According to different evaluations which have been carried out in Europe, the cost of alcoholism represents 2 to 6 percent of Gross National Product, depending on the country.
It was estimated in 2001 that substance abuse costs the US society more than $410 billion per year. Notably, roughly half of all serious crimes are committed by people under the influence.
In Great Britain (1996) there was approximately 33 000 alcohol related deaths a year. Alcohol is involved in 15% of traffic deaths, 26% of drownings and 39% of deaths in fires. About 65% of suicide attempts are linked to heavy drinking. Alcohol is a factor in 40% of domestic violence incidents, and in a third of child abuse cases. Heavy drinking is a common factor in family break-up - marriages where one or both partners have a drink problem are twice as likely to end in divorce as marriages where alcohol problems are absent. Offender or victim have been drinking in 65% of murders and 75% of stabbings. Up to 14 million working days are lost each year due to alcohol-related problems. Alcohol-related problems costs British industry an estimated £2 billion a year due to absenteeism and poor work performance. (This figure does not include the 25% of workplace accidents which are alcohol-related). The National Health Service responses to alcohol-related health problems cost an estimated £150 million a year. Drink-related traffic crime costs £50 million a year.
2. Having a blood alcohol concentration of 0.08 g/dL (4 to 5 drinks) increases one's risk of injuries 20 times.
3. We have treatment options that work and they are severely under-utilized.
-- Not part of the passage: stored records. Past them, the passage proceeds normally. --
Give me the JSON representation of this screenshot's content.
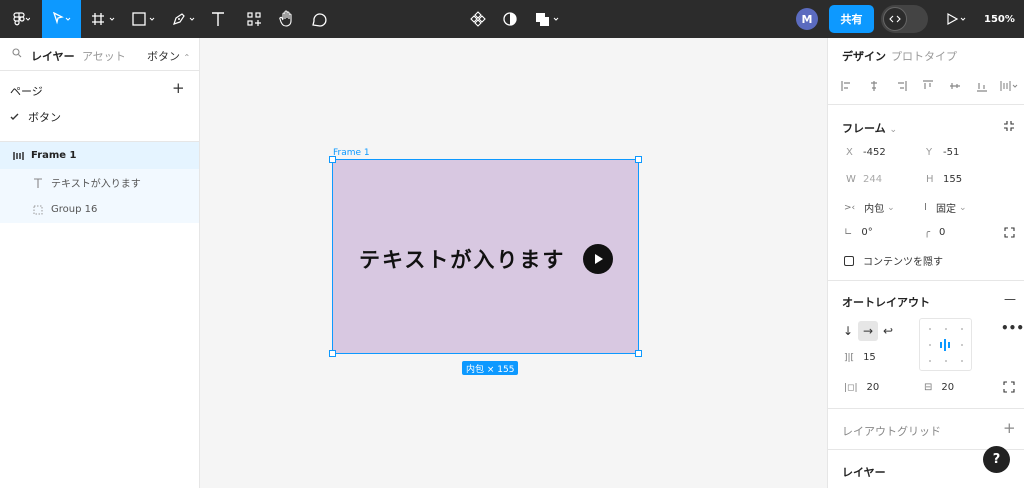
{
  "toolbar": {
    "share_label": "共有",
    "avatar_initial": "M",
    "zoom": "150%"
  },
  "left_panel": {
    "tab_layers": "レイヤー",
    "tab_assets": "アセット",
    "page_selector": "ボタン",
    "pages_header": "ページ",
    "page_item": "ボタン",
    "layers": [
      {
        "label": "Frame 1",
        "icon": "frame-autolayout-icon"
      },
      {
        "label": "テキストが入ります",
        "icon": "text-icon"
      },
      {
        "label": "Group 16",
        "icon": "group-icon"
      }
    ]
  },
  "canvas": {
    "frame_label": "Frame 1",
    "frame_text": "テキストが入ります",
    "size_badge": "内包 × 155",
    "frame_fill": "#d8c8e1",
    "selection_color": "#0d99ff"
  },
  "right_panel": {
    "tab_design": "デザイン",
    "tab_prototype": "プロトタイプ",
    "frame_section": "フレーム",
    "x_label": "X",
    "x_value": "-452",
    "y_label": "Y",
    "y_value": "-51",
    "w_label": "W",
    "w_value": "244",
    "h_label": "H",
    "h_value": "155",
    "width_mode": "内包",
    "height_mode": "固定",
    "rotation": "0°",
    "radius": "0",
    "clip_content": "コンテンツを隠す",
    "autolayout_section": "オートレイアウト",
    "gap": "15",
    "padding_h": "20",
    "padding_v": "20",
    "layout_grid_section": "レイアウトグリッド",
    "layer_section": "レイヤー"
  }
}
In the USA, only 18 percent of the federal anti-drug budget goes to treatment, 12 percent goes to prevention. The rest goes to supply-side approaches.